| Work to complete |
From the following material, say how many lines have "Engine" in them; write only the number.
..............................
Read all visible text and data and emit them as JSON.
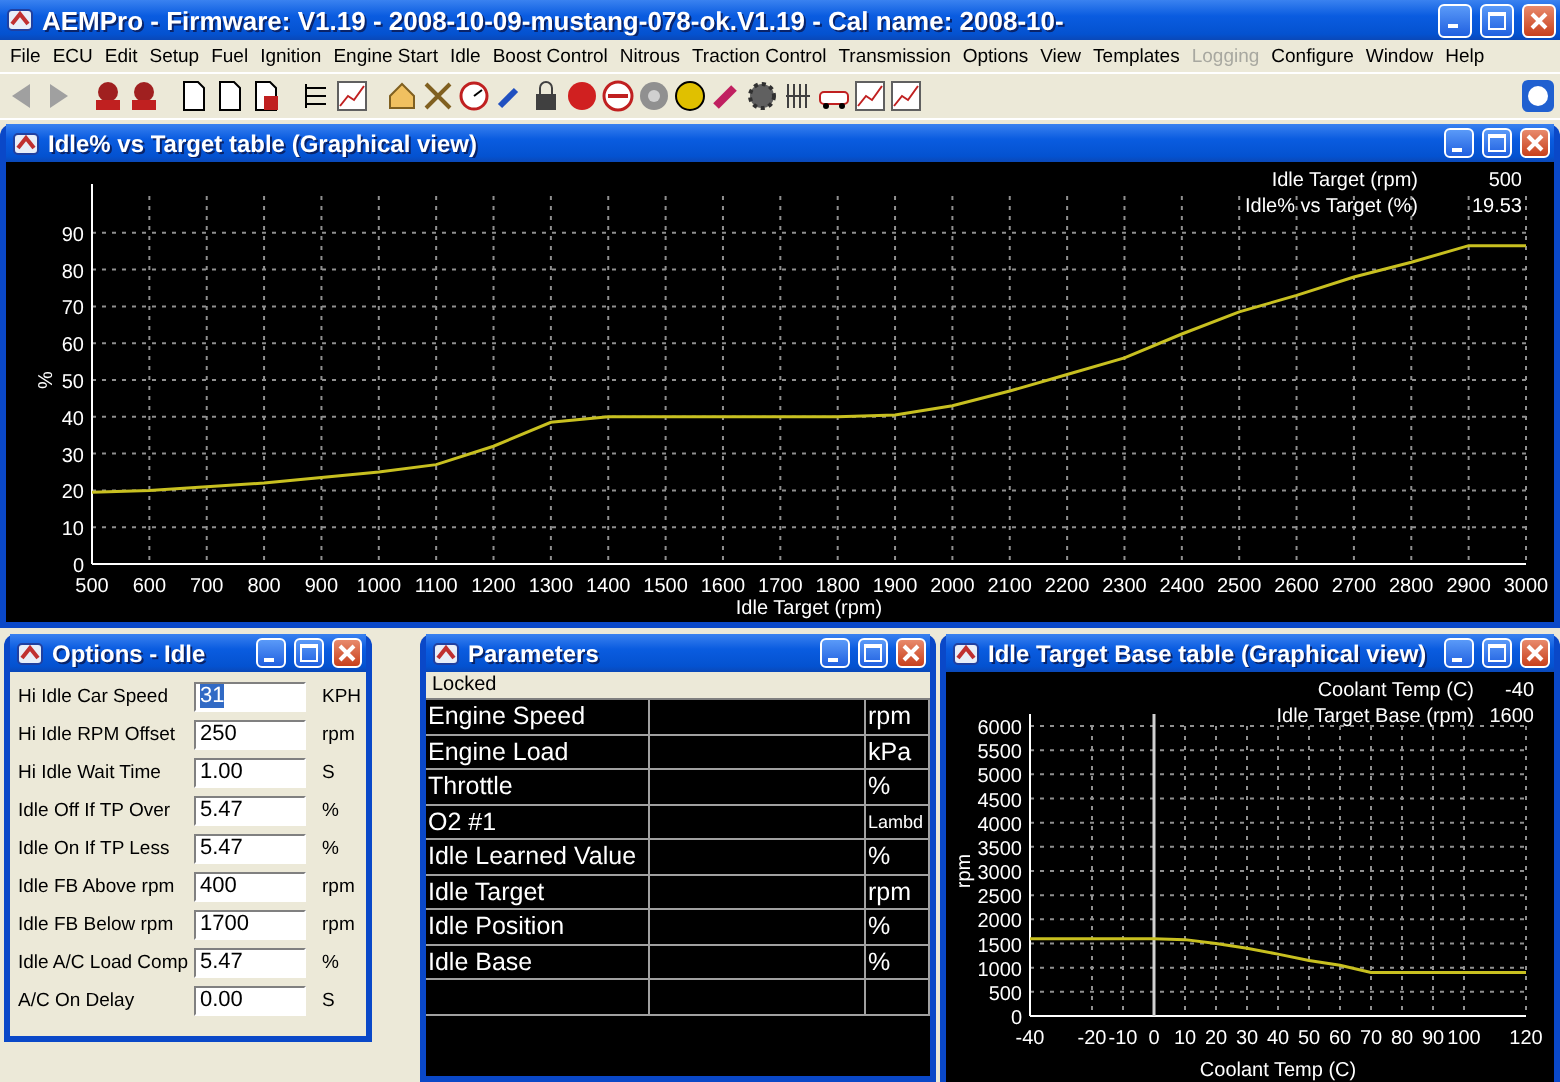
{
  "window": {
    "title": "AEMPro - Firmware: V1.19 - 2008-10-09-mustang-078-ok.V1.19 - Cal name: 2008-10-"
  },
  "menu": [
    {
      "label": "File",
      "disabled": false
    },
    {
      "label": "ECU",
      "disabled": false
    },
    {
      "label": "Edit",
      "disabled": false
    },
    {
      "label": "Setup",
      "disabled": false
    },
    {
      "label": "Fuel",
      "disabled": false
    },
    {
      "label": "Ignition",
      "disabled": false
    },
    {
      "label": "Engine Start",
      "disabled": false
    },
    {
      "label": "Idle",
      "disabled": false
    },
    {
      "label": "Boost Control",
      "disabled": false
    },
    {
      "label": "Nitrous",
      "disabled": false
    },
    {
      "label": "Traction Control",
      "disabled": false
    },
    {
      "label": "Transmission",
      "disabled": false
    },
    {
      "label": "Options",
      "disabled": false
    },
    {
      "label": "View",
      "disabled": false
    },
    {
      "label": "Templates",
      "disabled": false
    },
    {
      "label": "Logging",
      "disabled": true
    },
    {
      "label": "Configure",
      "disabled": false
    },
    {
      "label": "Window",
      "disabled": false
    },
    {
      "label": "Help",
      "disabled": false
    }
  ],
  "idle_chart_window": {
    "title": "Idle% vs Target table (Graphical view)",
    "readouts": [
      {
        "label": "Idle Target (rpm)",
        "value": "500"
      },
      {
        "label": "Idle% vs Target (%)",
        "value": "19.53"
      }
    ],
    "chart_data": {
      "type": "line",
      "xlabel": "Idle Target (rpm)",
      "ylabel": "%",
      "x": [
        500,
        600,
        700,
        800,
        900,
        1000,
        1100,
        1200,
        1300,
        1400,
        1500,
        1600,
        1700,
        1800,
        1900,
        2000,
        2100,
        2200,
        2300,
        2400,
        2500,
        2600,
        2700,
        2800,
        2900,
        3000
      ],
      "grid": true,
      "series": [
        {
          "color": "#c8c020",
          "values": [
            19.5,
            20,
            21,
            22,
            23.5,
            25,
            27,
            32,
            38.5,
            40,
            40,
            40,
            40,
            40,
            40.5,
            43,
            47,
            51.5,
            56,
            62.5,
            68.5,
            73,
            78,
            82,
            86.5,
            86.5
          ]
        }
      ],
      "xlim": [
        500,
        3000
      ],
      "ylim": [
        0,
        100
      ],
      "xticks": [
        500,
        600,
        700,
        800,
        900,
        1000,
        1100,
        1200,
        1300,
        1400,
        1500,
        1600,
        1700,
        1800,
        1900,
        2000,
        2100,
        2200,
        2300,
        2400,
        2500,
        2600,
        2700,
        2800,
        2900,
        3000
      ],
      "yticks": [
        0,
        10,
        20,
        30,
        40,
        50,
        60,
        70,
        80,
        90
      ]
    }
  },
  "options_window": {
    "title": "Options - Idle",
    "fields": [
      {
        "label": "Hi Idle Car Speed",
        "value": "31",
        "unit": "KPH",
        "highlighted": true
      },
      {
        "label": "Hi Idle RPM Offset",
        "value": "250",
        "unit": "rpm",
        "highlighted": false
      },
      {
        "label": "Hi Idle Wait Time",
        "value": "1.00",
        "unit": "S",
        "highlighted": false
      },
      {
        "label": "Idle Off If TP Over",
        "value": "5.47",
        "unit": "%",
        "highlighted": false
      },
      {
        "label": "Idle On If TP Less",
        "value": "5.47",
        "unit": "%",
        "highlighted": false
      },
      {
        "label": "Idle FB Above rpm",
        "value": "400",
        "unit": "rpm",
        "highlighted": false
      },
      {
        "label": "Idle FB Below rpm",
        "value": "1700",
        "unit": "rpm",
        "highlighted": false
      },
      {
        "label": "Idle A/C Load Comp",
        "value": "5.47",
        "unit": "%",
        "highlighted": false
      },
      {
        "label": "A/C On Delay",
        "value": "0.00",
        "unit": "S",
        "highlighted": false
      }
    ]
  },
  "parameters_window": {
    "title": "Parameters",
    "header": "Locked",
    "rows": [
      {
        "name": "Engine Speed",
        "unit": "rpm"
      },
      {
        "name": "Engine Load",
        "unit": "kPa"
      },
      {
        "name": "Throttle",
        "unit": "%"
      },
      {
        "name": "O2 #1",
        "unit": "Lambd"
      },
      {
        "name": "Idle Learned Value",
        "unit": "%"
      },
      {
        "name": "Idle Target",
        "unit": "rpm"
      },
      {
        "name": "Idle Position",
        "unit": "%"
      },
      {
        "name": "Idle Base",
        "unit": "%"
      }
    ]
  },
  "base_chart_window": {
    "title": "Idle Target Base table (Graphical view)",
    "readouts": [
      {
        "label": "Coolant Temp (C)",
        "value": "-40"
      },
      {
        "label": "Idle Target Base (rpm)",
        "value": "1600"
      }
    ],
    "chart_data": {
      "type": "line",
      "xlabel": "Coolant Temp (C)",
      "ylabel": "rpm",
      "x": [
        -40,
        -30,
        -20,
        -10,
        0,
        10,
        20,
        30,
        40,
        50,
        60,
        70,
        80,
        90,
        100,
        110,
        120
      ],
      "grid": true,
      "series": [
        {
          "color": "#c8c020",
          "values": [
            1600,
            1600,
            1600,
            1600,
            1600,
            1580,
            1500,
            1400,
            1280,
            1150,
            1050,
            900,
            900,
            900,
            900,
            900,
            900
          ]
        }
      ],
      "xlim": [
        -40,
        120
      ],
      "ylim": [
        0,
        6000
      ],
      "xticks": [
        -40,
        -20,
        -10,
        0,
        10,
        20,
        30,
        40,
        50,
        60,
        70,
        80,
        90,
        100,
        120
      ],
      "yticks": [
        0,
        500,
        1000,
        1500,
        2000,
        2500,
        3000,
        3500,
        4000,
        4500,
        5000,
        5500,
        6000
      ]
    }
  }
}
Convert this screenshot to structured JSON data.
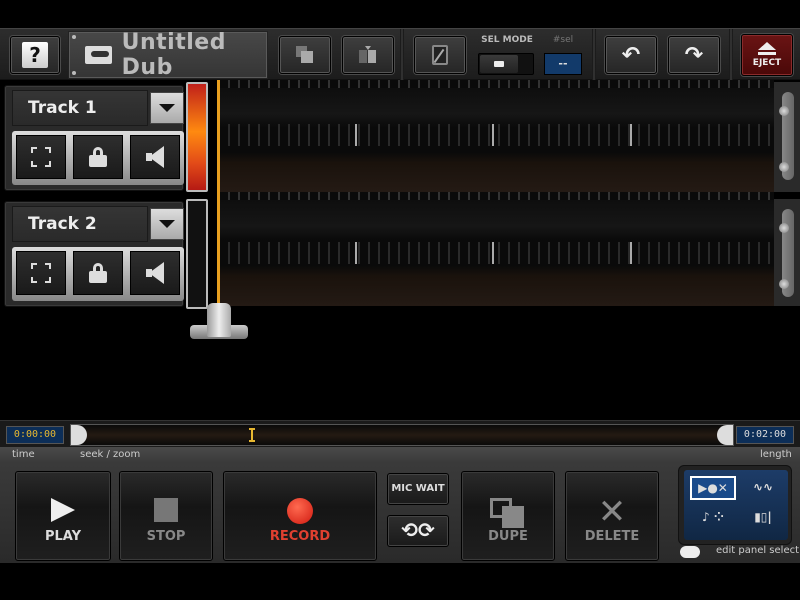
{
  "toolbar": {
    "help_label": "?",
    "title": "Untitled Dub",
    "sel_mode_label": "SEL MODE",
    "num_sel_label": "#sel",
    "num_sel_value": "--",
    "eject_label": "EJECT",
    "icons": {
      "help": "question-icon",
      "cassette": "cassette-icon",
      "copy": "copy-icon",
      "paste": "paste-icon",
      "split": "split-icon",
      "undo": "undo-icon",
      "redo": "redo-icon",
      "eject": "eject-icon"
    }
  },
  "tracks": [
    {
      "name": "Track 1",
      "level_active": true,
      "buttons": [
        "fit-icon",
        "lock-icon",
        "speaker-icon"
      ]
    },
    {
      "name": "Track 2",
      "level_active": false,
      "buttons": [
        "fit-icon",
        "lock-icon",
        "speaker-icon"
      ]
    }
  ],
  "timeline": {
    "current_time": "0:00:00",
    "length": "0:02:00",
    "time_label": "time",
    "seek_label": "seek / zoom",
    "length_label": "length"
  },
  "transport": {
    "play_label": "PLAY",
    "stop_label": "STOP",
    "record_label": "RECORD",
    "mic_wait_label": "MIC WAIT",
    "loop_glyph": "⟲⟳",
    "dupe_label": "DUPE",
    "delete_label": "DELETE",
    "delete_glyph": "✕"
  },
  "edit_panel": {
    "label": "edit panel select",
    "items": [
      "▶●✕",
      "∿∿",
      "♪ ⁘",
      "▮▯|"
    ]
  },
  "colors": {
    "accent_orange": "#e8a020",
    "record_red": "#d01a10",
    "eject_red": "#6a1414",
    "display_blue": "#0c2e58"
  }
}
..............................
| Solution for this problem |
3